A Deep Bite
I’m not exactly a fan of vampire literature. But, heck, so many people are these days that it’s up there as a major cultural phenomenon. The bookstore I visit most frequently has a whole flank that houses vampire books (of course, Stephanie Meyer has her own glimmering niche); people write down their name and number on pads, waiting to be called when the books they’re craving get in. Writers have been commenting on this in the papers (like so). Short blog posts have ignited involved discussions on vampire popularity, with some people saying it’s nothing new, and others claiming it is. On top of all this, someone in my family has joined the ranks of authors writing vampire novels—with enough success to prompt sequels.
So I wonder what’s behind the immense popularity of vampire literature. Industry reports must have very detailed answers, but I had a hazy, makeshift explanation of my own. My guess was that it had something to do with blood, and that it had something to do with materialism. There must be a cyclical fad element to it, too, but I’ll leave that aside for now.
First, there’s blood. Many cultures have turned blood into all sorts of lasting, profound symbols. Take the Bible, for instance. In the Bible, blood is deeply tied up with the very idea of life. When Cain killed Abel, it was Abel’s blood that cried out from the ground.
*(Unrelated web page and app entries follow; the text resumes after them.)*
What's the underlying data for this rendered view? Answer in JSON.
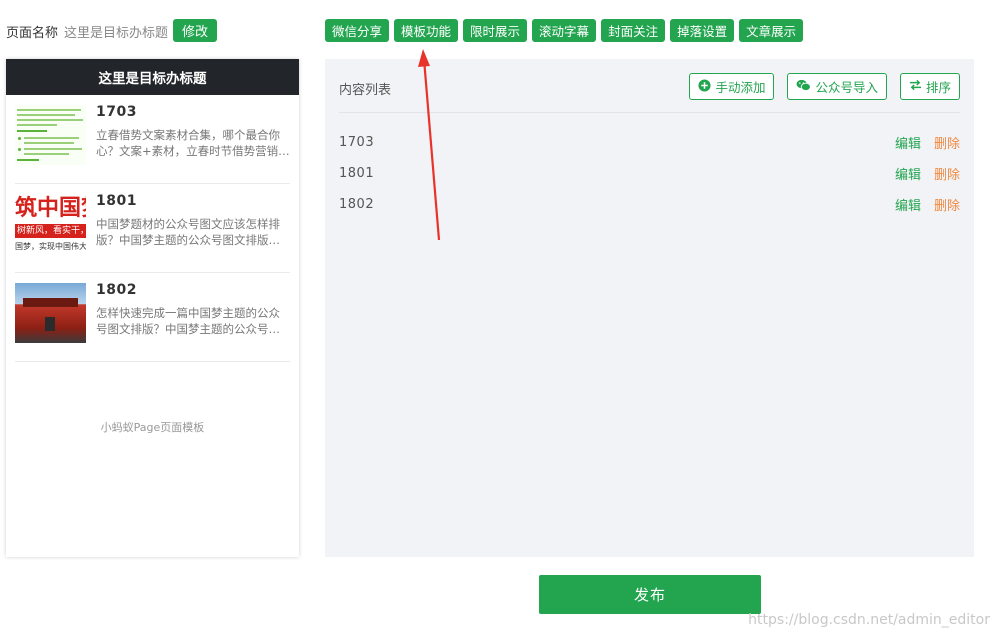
{
  "header": {
    "page_name_label": "页面名称",
    "page_name_value": "这里是目标办标题",
    "edit_button": "修改",
    "tabs": [
      "微信分享",
      "模板功能",
      "限时展示",
      "滚动字幕",
      "封面关注",
      "掉落设置",
      "文章展示"
    ]
  },
  "preview": {
    "title": "这里是目标办标题",
    "articles": [
      {
        "title": "1703",
        "desc": "立春借势文案素材合集，哪个最合你心？文案+素材，立春时节借势营销…"
      },
      {
        "title": "1801",
        "desc": "中国梦题材的公众号图文应该怎样排版？中国梦主题的公众号图文排版…"
      },
      {
        "title": "1802",
        "desc": "怎样快速完成一篇中国梦主题的公众号图文排版？中国梦主题的公众号…"
      }
    ],
    "thumb2": {
      "big": "筑中国梦",
      "band": "树新风，看实干，",
      "small": "国梦，实现中国伟大"
    },
    "footer": "小蚂蚁Page页面模板"
  },
  "content": {
    "title": "内容列表",
    "buttons": {
      "manual_add": "手动添加",
      "wechat_import": "公众号导入",
      "sort": "排序"
    },
    "rows": [
      {
        "id": "1703",
        "edit": "编辑",
        "delete": "删除"
      },
      {
        "id": "1801",
        "edit": "编辑",
        "delete": "删除"
      },
      {
        "id": "1802",
        "edit": "编辑",
        "delete": "删除"
      }
    ]
  },
  "publish_label": "发布",
  "watermark": "https://blog.csdn.net/admin_editor",
  "colors": {
    "accent": "#23a550",
    "delete": "#f0883e",
    "preview_header": "#22262a",
    "panel_bg": "#f2f3f6",
    "annotation_arrow": "#e8332a"
  },
  "icons": {
    "manual_add": "plus-circle-icon",
    "wechat_import": "wechat-icon",
    "sort": "swap-arrows-icon"
  }
}
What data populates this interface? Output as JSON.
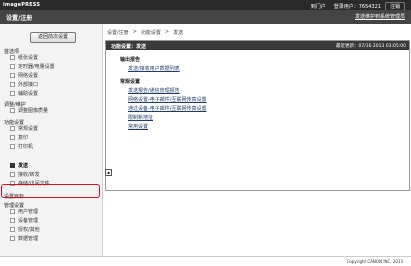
{
  "app": {
    "logo": "imagePRESS",
    "page_title": "设置/注册",
    "send_link": "发送维护到系统管理员",
    "links": [
      "到门户",
      "登录用户：7654321",
      "注销"
    ]
  },
  "sidebar": {
    "top_button": "返回前次设置",
    "sections": [
      {
        "label": "首选项",
        "items": [
          "纸张设置",
          "定时器/电量设置",
          "网络设置",
          "外部接口",
          "辅助设置"
        ]
      },
      {
        "label": "调整/维护",
        "items": [
          "调整图像质量"
        ]
      },
      {
        "label": "功能设置",
        "items": [
          "常规设置",
          "复印",
          "打印机",
          "发送",
          "接收/转发",
          "存储/访问文件"
        ]
      },
      {
        "label": "设置目标",
        "items": []
      },
      {
        "label": "管理设置",
        "items": [
          "用户管理",
          "设备管理",
          "授权/其他",
          "数据管理"
        ]
      }
    ],
    "active_item": "发送"
  },
  "main": {
    "breadcrumb": [
      "设置/注册",
      ">",
      "功能设置",
      ">",
      "发送"
    ],
    "panel_title": "功能设置：发送",
    "panel_status": "最近更新：07/16 2013 03:05:00",
    "section1_title": "输出报告",
    "section1_links": [
      "发送/接收用户数据列表"
    ],
    "section2_title": "常规设置",
    "section2_links": [
      "发送报告/通信管理报告",
      "网络设置-电子邮件/互联网传真设置",
      "通过设备-电子邮件/互联网传真设置",
      "限制新地址",
      "常用设置"
    ]
  },
  "footer": {
    "copyright": "Copyright CANON INC. 2013"
  }
}
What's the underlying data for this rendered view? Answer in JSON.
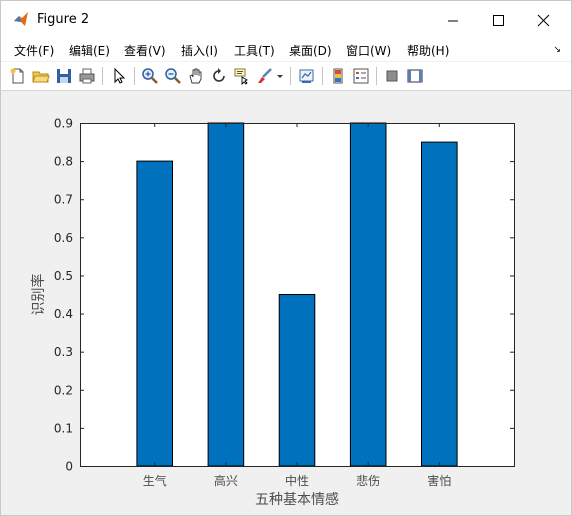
{
  "window": {
    "title": "Figure 2"
  },
  "menu": [
    {
      "label": "文件(F)"
    },
    {
      "label": "编辑(E)"
    },
    {
      "label": "查看(V)"
    },
    {
      "label": "插入(I)"
    },
    {
      "label": "工具(T)"
    },
    {
      "label": "桌面(D)"
    },
    {
      "label": "窗口(W)"
    },
    {
      "label": "帮助(H)"
    }
  ],
  "toolbar_icons": [
    "new-figure-icon",
    "open-file-icon",
    "save-icon",
    "print-icon",
    "select-arrow-icon",
    "zoom-in-icon",
    "zoom-out-icon",
    "pan-icon",
    "rotate-3d-icon",
    "data-cursor-icon",
    "brush-icon",
    "dropdown-arrow-icon",
    "link-plot-icon",
    "colorbar-icon",
    "legend-icon",
    "hide-plot-tools-icon",
    "show-plot-tools-icon"
  ],
  "colors": {
    "bar": "#0072BD",
    "figure_bg": "#f0f0f0",
    "axes_bg": "#ffffff"
  },
  "chart_data": {
    "type": "bar",
    "categories": [
      "生气",
      "高兴",
      "中性",
      "悲伤",
      "害怕"
    ],
    "values": [
      0.8,
      0.9,
      0.45,
      0.9,
      0.85
    ],
    "title": "",
    "xlabel": "五种基本情感",
    "ylabel": "识别率",
    "ylim": [
      0,
      0.9
    ],
    "yticks": [
      "0",
      "0.1",
      "0.2",
      "0.3",
      "0.4",
      "0.5",
      "0.6",
      "0.7",
      "0.8",
      "0.9"
    ],
    "grid": false,
    "legend": "none"
  }
}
Also, spilling human blood is understood as a sin so heinous that it cannot be compensated with money. Blood must be let out of dead animals in order to eat them the biblical way. And it’s not just in the Bible. Margaret Atwood, in chapter 6 of Negotiating with the Dead, musters quite a bit of evidence that points to blood as the quintessence of that which the dead seek, and thus finds in it a point of connection between the world of the living and the world of the dead.
So eating blood, particularly human blood, is an especially charged symbolic act. That is appealing in itself, but transgression, generally considered provocative, makes it more so.
Second, there’s materialism. Vampires are perfectly attuned to our deeply materialistic age. They live forever, they can stay beautiful, they can hoard riches and have passionate relationships. People can relate to that; they can even crave that and want to become that. One can see why someone would want to identify with Lestat, but, really, who would want to swap places with zombies or with Frankenstein? Vampire literature seems to resonate quite well with teen readers, and no wonder, in an age group anxiously concerned with looks and belonging and attaining. Imagine that, having youthful beauty forever—and all sorts of power (over your elders, say) and status symbols, too. It’s a way to beat death and stay fleshful—even if one person’s success is paid for with other people’s blood. It starts to sound like a warped and savage form of capitalism. Bottom line: sadly enough, we can relate.
That’s my half-baked theory. Maybe it holds water. Having said that, a couple of days ago I discovered a book that I’d have to read if I wanted to pursue this further. It’s called The Vampire Archive, edited by Otto Penzler, and it was published this year. It holds over a thousand pages of vampire stories, from classics like LeFanu and Stoker to modern masters of the genre like Stephen King. I was surprised to find some names in there I would’ve never associated with vampires, like Arthur Conan Doyle, Ray Bradbury, Ambrose Bierce, and John Keats. The anthology really deserves a closer look.
Plus, the opening pages (courtesy of Kim Newman, Neil Gaiman, and Otto Penzler) were revealing. For instance, Newman shows that, despite a millenarian history of blood-drinkers, our modern notions of vampires come from a single man: John Polidori. Polidori wrote up Lord Ruthven in his 1819 novel The Vampyre, and thus spawned the now familiar “coldhearted, sophisticated, aristocratic fashion plate who indulges in a style of melodramatic villainy.” (By the way, Polidori’s novel came out of the same bet that goaded Mary Shelley to write Frankenstein; Penzler calls that night “perhaps the most significant single moment in the history of supernatural literature.”) Of course, Bram Stoker, propped on LeFanu’s “Carmilla,” made Polidori's icon more long lasting through Dracula, which was not as wildly popular when it first came out as it became later. Newman traces how vampire literature strayed from horror literature in general and became its single most successful offspring. Few significant vampire novels were written in the mid-twentieth century, but vampire literature flared up again in the 70s, with Stephen King’s Salem Lot, Fred Saberhagen’s The Dracula Tape, and Anne Rice’s Interview with the Vampire. All of this is worth looking into. And The Vampire Archives seems like a great place to look first.